_MATERIAL TO PROCESS_
================================

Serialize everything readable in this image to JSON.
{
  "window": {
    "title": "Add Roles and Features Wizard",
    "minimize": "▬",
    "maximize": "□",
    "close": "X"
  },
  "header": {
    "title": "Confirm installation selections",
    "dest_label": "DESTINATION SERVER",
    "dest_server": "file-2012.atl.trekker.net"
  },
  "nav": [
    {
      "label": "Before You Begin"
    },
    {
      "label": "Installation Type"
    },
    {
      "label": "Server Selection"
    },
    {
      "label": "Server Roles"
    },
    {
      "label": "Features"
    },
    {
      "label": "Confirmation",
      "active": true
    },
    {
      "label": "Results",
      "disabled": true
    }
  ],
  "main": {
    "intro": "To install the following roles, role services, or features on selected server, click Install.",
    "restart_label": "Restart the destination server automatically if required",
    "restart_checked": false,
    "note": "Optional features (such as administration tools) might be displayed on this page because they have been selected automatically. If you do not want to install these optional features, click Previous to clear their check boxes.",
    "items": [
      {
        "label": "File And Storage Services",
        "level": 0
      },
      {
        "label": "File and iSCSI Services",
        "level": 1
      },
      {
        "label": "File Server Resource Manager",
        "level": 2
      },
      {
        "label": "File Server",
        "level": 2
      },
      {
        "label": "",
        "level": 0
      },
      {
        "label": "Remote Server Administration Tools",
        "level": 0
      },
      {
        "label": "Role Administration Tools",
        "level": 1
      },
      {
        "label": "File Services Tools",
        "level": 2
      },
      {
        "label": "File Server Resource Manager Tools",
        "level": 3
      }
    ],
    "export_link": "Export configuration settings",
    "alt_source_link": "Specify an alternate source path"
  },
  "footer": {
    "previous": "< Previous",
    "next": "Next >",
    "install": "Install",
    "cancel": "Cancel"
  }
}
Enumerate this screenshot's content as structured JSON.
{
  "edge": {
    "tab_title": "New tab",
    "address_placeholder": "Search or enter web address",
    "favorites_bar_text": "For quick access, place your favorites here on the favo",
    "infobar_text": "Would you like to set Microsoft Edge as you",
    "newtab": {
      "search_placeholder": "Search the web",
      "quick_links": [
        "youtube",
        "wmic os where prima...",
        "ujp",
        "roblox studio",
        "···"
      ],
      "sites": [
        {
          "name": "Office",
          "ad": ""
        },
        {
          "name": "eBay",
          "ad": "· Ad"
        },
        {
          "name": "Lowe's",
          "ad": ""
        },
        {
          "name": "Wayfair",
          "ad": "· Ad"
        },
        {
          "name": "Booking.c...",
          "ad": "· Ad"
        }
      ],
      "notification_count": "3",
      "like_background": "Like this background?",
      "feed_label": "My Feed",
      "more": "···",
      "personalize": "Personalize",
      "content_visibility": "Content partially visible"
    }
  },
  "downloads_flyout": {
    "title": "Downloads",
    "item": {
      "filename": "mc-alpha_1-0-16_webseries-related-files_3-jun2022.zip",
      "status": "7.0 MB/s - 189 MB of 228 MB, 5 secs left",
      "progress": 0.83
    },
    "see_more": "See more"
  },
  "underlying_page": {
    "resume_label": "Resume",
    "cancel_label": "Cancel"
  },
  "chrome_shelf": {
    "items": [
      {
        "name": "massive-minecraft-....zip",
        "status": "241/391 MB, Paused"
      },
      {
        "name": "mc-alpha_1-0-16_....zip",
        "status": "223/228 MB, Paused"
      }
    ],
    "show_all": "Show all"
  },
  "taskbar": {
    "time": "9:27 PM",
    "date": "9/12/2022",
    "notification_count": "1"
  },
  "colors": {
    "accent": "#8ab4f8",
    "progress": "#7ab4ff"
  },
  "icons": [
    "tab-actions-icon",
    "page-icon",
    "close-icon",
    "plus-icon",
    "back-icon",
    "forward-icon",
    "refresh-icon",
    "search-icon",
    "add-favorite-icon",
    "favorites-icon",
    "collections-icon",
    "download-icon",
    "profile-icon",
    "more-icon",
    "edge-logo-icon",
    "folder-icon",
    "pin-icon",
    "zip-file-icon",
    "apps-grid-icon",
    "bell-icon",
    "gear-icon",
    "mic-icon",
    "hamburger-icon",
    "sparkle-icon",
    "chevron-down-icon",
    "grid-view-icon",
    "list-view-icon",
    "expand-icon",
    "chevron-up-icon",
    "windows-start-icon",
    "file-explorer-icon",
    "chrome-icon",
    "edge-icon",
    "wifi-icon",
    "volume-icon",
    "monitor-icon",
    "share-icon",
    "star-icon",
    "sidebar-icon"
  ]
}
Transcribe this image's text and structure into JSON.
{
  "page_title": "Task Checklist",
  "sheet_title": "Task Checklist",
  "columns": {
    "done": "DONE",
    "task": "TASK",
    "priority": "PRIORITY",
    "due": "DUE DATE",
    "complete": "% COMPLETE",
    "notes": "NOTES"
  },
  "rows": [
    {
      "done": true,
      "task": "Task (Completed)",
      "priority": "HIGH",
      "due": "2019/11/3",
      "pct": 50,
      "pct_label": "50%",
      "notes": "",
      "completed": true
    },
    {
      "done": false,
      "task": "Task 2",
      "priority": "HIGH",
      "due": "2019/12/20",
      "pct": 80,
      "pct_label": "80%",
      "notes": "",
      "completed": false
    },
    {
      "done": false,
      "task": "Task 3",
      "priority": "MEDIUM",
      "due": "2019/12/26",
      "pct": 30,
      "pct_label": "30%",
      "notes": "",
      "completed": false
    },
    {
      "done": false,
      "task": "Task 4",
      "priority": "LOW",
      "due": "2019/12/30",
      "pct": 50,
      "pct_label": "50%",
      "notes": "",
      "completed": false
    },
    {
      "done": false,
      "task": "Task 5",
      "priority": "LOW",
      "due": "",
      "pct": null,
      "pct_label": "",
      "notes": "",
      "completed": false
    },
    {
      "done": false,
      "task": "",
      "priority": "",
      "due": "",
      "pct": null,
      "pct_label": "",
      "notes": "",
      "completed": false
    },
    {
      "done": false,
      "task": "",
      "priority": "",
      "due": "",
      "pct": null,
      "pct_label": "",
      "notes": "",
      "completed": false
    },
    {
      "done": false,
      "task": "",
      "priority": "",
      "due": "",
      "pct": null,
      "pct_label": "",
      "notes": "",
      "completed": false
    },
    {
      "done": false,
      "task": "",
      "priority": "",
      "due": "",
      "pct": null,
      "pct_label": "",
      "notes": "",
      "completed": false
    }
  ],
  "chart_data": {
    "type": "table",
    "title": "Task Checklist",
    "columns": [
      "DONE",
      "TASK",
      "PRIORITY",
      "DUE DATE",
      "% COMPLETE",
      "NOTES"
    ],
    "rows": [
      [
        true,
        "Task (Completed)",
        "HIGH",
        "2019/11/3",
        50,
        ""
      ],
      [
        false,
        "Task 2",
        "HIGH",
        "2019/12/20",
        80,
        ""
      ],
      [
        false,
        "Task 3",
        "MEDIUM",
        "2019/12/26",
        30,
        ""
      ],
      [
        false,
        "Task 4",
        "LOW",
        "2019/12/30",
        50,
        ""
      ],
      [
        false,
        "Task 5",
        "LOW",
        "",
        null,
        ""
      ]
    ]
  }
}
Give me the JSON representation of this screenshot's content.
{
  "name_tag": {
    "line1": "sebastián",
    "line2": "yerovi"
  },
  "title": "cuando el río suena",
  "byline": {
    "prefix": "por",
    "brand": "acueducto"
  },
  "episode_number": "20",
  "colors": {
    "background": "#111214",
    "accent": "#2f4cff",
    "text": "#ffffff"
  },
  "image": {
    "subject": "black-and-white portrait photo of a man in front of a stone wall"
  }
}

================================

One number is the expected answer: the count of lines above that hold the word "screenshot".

2